> _Input data_:
==========
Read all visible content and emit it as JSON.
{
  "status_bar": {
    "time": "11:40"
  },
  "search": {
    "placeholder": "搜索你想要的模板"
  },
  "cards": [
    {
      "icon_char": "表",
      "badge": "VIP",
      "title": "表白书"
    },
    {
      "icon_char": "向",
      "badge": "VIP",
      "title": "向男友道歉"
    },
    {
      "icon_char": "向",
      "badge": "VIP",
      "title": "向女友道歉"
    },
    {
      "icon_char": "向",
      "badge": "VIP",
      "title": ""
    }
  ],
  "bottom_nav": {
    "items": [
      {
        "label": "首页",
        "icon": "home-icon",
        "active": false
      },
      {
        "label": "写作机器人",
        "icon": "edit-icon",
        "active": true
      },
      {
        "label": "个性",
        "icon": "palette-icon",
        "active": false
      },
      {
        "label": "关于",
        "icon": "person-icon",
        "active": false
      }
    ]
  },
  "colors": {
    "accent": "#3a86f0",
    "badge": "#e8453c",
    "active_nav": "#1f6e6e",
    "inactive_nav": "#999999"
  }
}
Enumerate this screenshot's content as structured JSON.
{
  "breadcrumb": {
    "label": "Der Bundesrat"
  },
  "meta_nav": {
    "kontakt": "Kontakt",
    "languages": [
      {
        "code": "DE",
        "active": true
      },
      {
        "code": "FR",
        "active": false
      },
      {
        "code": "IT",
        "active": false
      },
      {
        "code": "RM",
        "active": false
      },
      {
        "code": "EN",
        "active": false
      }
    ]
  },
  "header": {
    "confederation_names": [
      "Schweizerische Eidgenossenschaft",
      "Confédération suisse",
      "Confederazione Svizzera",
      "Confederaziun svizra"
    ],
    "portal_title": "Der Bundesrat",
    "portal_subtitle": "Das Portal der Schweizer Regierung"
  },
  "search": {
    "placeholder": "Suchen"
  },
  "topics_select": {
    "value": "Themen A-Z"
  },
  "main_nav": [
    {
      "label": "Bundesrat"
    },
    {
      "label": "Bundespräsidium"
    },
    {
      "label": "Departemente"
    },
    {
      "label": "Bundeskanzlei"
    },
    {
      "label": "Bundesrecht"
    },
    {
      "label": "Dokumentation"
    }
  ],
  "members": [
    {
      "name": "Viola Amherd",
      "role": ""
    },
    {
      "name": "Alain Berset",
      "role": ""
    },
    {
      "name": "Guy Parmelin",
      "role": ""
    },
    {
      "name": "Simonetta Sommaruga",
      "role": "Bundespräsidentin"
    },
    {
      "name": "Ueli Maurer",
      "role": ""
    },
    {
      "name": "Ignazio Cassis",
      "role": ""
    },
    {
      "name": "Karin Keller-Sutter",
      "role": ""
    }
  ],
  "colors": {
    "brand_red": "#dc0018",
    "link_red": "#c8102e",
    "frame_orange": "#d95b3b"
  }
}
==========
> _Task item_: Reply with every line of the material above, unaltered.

> _Task answer_:
Read all visible content and emit it as JSON.
{
  "status_bar": {
    "time": "11:40"
  },
  "search": {
    "placeholder": "搜索你想要的模板"
  },
  "cards": [
    {
      "icon_char": "表",
      "badge": "VIP",
      "title": "表白书"
    },
    {
      "icon_char": "向",
      "badge": "VIP",
      "title": "向男友道歉"
    },
    {
      "icon_char": "向",
      "badge": "VIP",
      "title": "向女友道歉"
    },
    {
      "icon_char": "向",
      "badge": "VIP",
      "title": ""
    }
  ],
  "bottom_nav": {
    "items": [
      {
        "label": "首页",
        "icon": "home-icon",
        "active": false
      },
      {
        "label": "写作机器人",
        "icon": "edit-icon",
        "active": true
      },
      {
        "label": "个性",
        "icon": "palette-icon",
        "active": false
      },
      {
        "label": "关于",
        "icon": "person-icon",
        "active": false
      }
    ]
  },
  "colors": {
    "accent": "#3a86f0",
    "badge": "#e8453c",
    "active_nav": "#1f6e6e",
    "inactive_nav": "#999999"
  }
}
Enumerate this screenshot's content as structured JSON.
{
  "breadcrumb": {
    "label": "Der Bundesrat"
  },
  "meta_nav": {
    "kontakt": "Kontakt",
    "languages": [
      {
        "code": "DE",
        "active": true
      },
      {
        "code": "FR",
        "active": false
      },
      {
        "code": "IT",
        "active": false
      },
      {
        "code": "RM",
        "active": false
      },
      {
        "code": "EN",
        "active": false
      }
    ]
  },
  "header": {
    "confederation_names": [
      "Schweizerische Eidgenossenschaft",
      "Confédération suisse",
      "Confederazione Svizzera",
      "Confederaziun svizra"
    ],
    "portal_title": "Der Bundesrat",
    "portal_subtitle": "Das Portal der Schweizer Regierung"
  },
  "search": {
    "placeholder": "Suchen"
  },
  "topics_select": {
    "value": "Themen A-Z"
  },
  "main_nav": [
    {
      "label": "Bundesrat"
    },
    {
      "label": "Bundespräsidium"
    },
    {
      "label": "Departemente"
    },
    {
      "label": "Bundeskanzlei"
    },
    {
      "label": "Bundesrecht"
    },
    {
      "label": "Dokumentation"
    }
  ],
  "members": [
    {
      "name": "Viola Amherd",
      "role": ""
    },
    {
      "name": "Alain Berset",
      "role": ""
    },
    {
      "name": "Guy Parmelin",
      "role": ""
    },
    {
      "name": "Simonetta Sommaruga",
      "role": "Bundespräsidentin"
    },
    {
      "name": "Ueli Maurer",
      "role": ""
    },
    {
      "name": "Ignazio Cassis",
      "role": ""
    },
    {
      "name": "Karin Keller-Sutter",
      "role": ""
    }
  ],
  "colors": {
    "brand_red": "#dc0018",
    "link_red": "#c8102e",
    "frame_orange": "#d95b3b"
  }
}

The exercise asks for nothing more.